▶ **EXERCISE**:
For each record below, output its text exactly and skip any picture.

══ INPUT DATA

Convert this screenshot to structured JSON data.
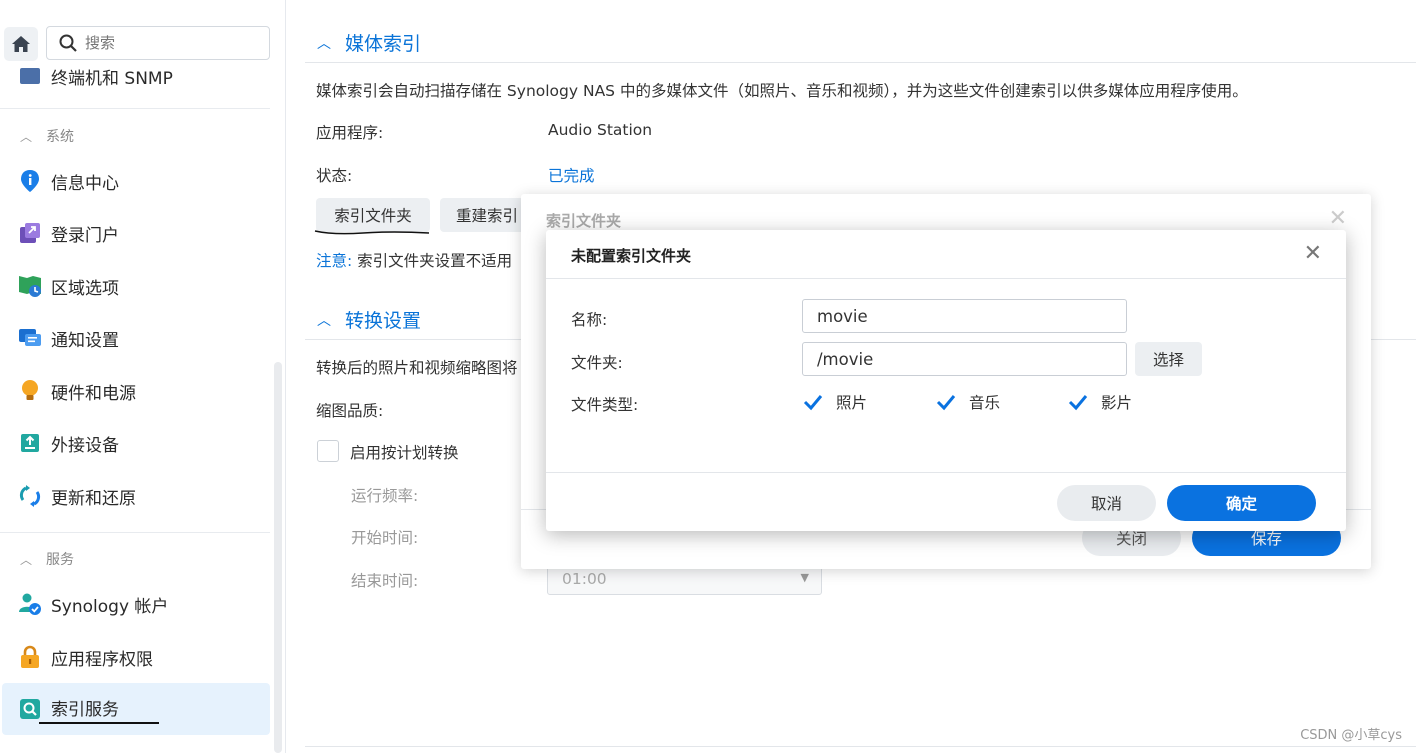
{
  "sidebar": {
    "search_placeholder": "搜索",
    "partial_item": "终端机和 SNMP",
    "group_system": "系统",
    "group_services": "服务",
    "items": [
      {
        "label": "信息中心",
        "icon": "info-icon"
      },
      {
        "label": "登录门户",
        "icon": "portal-icon"
      },
      {
        "label": "区域选项",
        "icon": "region-icon"
      },
      {
        "label": "通知设置",
        "icon": "notification-icon"
      },
      {
        "label": "硬件和电源",
        "icon": "bulb-icon"
      },
      {
        "label": "外接设备",
        "icon": "external-device-icon"
      },
      {
        "label": "更新和还原",
        "icon": "update-icon"
      }
    ],
    "service_items": [
      {
        "label": "Synology 帐户",
        "icon": "account-icon"
      },
      {
        "label": "应用程序权限",
        "icon": "lock-icon"
      },
      {
        "label": "索引服务",
        "icon": "index-service-icon"
      }
    ]
  },
  "media_index": {
    "title": "媒体索引",
    "description": "媒体索引会自动扫描存储在 Synology NAS 中的多媒体文件（如照片、音乐和视频），并为这些文件创建索引以供多媒体应用程序使用。",
    "app_label": "应用程序:",
    "app_value": "Audio Station",
    "status_label": "状态:",
    "status_value": "已完成",
    "index_folder_button": "索引文件夹",
    "reindex_button": "重建索引",
    "note_prefix": "注意:",
    "note_text": "索引文件夹设置不适用"
  },
  "conversion": {
    "title": "转换设置",
    "description": "转换后的照片和视频缩略图将",
    "thumb_quality_label": "缩图品质:",
    "schedule_checkbox": "启用按计划转换",
    "frequency_label": "运行频率:",
    "start_label": "开始时间:",
    "end_label": "结束时间:",
    "end_value": "01:00"
  },
  "back_dialog": {
    "title": "索引文件夹",
    "close_button": "关闭",
    "save_button": "保存"
  },
  "dialog": {
    "title": "未配置索引文件夹",
    "name_label": "名称:",
    "name_value": "movie",
    "folder_label": "文件夹:",
    "folder_value": "/movie",
    "select_button": "选择",
    "filetype_label": "文件类型:",
    "types": [
      {
        "label": "照片",
        "checked": true
      },
      {
        "label": "音乐",
        "checked": true
      },
      {
        "label": "影片",
        "checked": true
      }
    ],
    "cancel_button": "取消",
    "ok_button": "确定"
  },
  "watermark": "CSDN @小草cys",
  "colors": {
    "accent": "#0b74d8",
    "active_bg": "#e6f2fd"
  }
}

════

▶ **ANSWER TO THE EXERCISE**:
Convert this screenshot to structured JSON data.
{
  "sidebar": {
    "search_placeholder": "搜索",
    "partial_item": "终端机和 SNMP",
    "group_system": "系统",
    "group_services": "服务",
    "items": [
      {
        "label": "信息中心",
        "icon": "info-icon"
      },
      {
        "label": "登录门户",
        "icon": "portal-icon"
      },
      {
        "label": "区域选项",
        "icon": "region-icon"
      },
      {
        "label": "通知设置",
        "icon": "notification-icon"
      },
      {
        "label": "硬件和电源",
        "icon": "bulb-icon"
      },
      {
        "label": "外接设备",
        "icon": "external-device-icon"
      },
      {
        "label": "更新和还原",
        "icon": "update-icon"
      }
    ],
    "service_items": [
      {
        "label": "Synology 帐户",
        "icon": "account-icon"
      },
      {
        "label": "应用程序权限",
        "icon": "lock-icon"
      },
      {
        "label": "索引服务",
        "icon": "index-service-icon"
      }
    ]
  },
  "media_index": {
    "title": "媒体索引",
    "description": "媒体索引会自动扫描存储在 Synology NAS 中的多媒体文件（如照片、音乐和视频），并为这些文件创建索引以供多媒体应用程序使用。",
    "app_label": "应用程序:",
    "app_value": "Audio Station",
    "status_label": "状态:",
    "status_value": "已完成",
    "index_folder_button": "索引文件夹",
    "reindex_button": "重建索引",
    "note_prefix": "注意:",
    "note_text": "索引文件夹设置不适用"
  },
  "conversion": {
    "title": "转换设置",
    "description": "转换后的照片和视频缩略图将",
    "thumb_quality_label": "缩图品质:",
    "schedule_checkbox": "启用按计划转换",
    "frequency_label": "运行频率:",
    "start_label": "开始时间:",
    "end_label": "结束时间:",
    "end_value": "01:00"
  },
  "back_dialog": {
    "title": "索引文件夹",
    "close_button": "关闭",
    "save_button": "保存"
  },
  "dialog": {
    "title": "未配置索引文件夹",
    "name_label": "名称:",
    "name_value": "movie",
    "folder_label": "文件夹:",
    "folder_value": "/movie",
    "select_button": "选择",
    "filetype_label": "文件类型:",
    "types": [
      {
        "label": "照片",
        "checked": true
      },
      {
        "label": "音乐",
        "checked": true
      },
      {
        "label": "影片",
        "checked": true
      }
    ],
    "cancel_button": "取消",
    "ok_button": "确定"
  },
  "watermark": "CSDN @小草cys",
  "colors": {
    "accent": "#0b74d8",
    "active_bg": "#e6f2fd"
  }
}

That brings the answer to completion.